Work item. When the word "value" shows up in a line of the records below, copy that line.

Data provided.
>>>
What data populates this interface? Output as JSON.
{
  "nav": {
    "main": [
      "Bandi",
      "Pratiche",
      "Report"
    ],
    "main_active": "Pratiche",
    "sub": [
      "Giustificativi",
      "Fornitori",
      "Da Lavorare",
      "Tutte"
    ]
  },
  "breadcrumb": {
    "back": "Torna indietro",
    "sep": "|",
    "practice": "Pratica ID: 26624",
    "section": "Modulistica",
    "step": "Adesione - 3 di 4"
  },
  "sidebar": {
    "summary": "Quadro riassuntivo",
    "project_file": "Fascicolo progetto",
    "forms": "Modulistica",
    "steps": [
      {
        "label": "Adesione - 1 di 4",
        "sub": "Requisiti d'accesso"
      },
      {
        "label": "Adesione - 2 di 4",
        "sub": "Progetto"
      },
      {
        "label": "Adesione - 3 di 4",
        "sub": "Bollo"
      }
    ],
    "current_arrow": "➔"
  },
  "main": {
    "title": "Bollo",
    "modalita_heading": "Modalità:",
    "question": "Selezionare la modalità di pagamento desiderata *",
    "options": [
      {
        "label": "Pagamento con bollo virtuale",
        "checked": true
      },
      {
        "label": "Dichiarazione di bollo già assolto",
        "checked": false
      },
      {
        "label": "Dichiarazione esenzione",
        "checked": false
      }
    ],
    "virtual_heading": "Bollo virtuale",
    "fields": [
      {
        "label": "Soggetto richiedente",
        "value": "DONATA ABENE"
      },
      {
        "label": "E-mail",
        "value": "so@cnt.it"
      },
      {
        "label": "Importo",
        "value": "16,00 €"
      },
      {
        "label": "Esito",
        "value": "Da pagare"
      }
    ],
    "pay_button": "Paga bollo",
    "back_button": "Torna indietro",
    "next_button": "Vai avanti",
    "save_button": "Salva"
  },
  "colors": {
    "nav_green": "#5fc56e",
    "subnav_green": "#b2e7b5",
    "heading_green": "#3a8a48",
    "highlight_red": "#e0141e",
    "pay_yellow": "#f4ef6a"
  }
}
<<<
Exercise output.
        "value": "DONATA ABENE"
        "value": "so@cnt.it"
        "value": "16,00 €"
        "value": "Da pagare"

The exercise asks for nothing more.